A multiway tree can have more than one value per node. They are written as m-way trees where the **m** means the order of the tree. A multiway tree can have **m-1 values** per node and **m** children. Although, not every node needs to have m-1 values or m children.

## B-Trees

A B-tree is a specialized M-way tree that is widely used for disk access. A B tree of order m can have a **maximum of m–1 keys** and **m** pointers to its sub-trees. It was developed in the year 1972 by *Bayer and McCreight* .

A B-tree is designed to store sorted data and allows search, insertion, and deletion operations to be performed in **logarithmic** running time.

**Property of B-Trees**

- All the leaf nodes must be at the same level.
- All nodes except root must have at least
**[m/2]-1 keys**and maximum of**m-1 keys**. - A non-leaf node with
**n-1 keys**must have**n**number of children. - All the key values within a node must be in Ascending Order.
- All internal nodes must have
**at least m/2 children**. - If the root node is a non leaf node, then it must have
**at least two children**.

There are several variations of the B-Tree that are popularly being used:

## 1. B+ Trees

A B+ tree can be viewed as a B-tree, but each node contains **only keys** (not key-value pairs), and it stores all the records at the **leaf level** of the tree instead.

It has two parts – the first part is the *index set* that constitutes the interior nodes and the second part is the *sequence set* that constitutes the leaves.

The linked leaves make it possible for the keys to be accessed sequentially in addition to accessing them directly.
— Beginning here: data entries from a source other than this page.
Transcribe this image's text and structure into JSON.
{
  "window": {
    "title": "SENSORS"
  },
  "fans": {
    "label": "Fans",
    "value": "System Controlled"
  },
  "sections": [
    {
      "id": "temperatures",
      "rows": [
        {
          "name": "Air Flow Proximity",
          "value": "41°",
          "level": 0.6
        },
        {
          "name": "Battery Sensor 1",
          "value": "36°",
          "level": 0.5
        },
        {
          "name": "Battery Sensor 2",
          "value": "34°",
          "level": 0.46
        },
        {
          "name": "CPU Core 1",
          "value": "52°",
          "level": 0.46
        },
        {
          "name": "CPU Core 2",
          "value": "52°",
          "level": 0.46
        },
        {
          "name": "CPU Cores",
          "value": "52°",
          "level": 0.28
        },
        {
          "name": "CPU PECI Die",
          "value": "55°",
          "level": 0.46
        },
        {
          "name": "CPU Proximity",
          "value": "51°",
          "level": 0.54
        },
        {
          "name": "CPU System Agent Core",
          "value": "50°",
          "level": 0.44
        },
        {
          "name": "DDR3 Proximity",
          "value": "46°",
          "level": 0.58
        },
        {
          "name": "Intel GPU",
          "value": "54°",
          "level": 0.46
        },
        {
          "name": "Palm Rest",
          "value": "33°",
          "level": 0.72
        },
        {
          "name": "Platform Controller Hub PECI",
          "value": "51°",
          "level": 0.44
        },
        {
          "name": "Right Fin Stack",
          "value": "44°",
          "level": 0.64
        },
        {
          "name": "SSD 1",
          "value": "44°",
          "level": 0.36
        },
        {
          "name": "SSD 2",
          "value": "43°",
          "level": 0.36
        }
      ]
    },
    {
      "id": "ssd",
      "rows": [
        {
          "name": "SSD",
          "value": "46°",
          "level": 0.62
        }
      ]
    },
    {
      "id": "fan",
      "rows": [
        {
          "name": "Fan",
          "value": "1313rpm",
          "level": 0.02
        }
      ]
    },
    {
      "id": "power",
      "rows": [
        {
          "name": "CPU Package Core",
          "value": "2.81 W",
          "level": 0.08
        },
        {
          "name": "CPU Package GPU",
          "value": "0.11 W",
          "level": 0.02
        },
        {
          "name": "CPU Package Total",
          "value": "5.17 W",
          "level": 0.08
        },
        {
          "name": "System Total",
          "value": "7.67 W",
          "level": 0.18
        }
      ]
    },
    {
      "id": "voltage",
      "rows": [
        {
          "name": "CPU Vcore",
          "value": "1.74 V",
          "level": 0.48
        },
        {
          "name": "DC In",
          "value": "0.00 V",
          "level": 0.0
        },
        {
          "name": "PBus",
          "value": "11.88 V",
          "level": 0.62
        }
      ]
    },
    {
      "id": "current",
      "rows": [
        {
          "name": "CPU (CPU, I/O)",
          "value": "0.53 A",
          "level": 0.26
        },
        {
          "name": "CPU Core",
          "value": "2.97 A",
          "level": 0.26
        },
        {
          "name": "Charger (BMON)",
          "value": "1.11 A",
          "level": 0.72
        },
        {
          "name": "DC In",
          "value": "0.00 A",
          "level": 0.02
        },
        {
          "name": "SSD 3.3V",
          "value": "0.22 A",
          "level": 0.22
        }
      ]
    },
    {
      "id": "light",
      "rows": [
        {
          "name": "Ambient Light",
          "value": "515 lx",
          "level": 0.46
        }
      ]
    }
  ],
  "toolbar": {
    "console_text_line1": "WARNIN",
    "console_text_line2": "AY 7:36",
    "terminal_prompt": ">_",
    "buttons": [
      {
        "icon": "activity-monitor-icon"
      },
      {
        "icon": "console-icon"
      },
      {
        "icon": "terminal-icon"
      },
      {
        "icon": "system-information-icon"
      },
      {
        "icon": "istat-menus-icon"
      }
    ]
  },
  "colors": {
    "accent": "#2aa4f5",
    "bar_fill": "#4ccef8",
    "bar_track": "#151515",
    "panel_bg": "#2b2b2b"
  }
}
This is an advantage over a normal B+ tree as it allows for efficient retrieval of data.

### Uses of B+ Tree

**File Indexing**: The efficient retrieval of a B+ Tree allows for use in file indexing operations. The high number of pointers to the child nodes in a node help to reduce the number of I/O operations required to find an element in the tree, making it ideal for data retrieval where I/O operations take time.

### Property of B+ Trees

- Inserting a record requires
**O(log n)**operations - Finding a record requires
**O(log n)**operations. - Removing a (previously located) record requires
**O(log n)**operations. - Performing a range query with
**k**elements occurring within the range requires**O(log n + k)**operations.

#### Insertion

The procedure to insert a key is similar to a B-Tree. When the leaf node is split into two nodes, a copy of the low-order key from the rightmost node is promoted from the separator key value in the parent node. The new node also must be inserted in the linked list of the sequence set.

#### Deletion

The deletion of a key is easier in a B-tree. When a key value is deleted from a leaf, there is no need to delete that key from the index set of the key. The key value still searches to the proper leaves.

## 2. B* Tree

The B* Tree’s main idea was to reduce the overhead involved in insertion or deletions. It also has better search performance.

Each node in a B* Tree is**2/3rd full** instead of half full. This is different from a normal B Tree where each node is at least half full.

## Visualisations

- B-Trees Visualisation: Excellent visualization from cs.usfca.edu
- B+ Trees Visualisation: Excellent visualization from cs.usfca.edu

## Videos

- An Introduction to B-Trees | Fullstack Academy
- B Trees and B+ Trees. How they are useful in Databases | Abdul Bari Excellent explanation and about its uses
- 2-3 Trees and B-Trees | MIT OCW Full class from MIT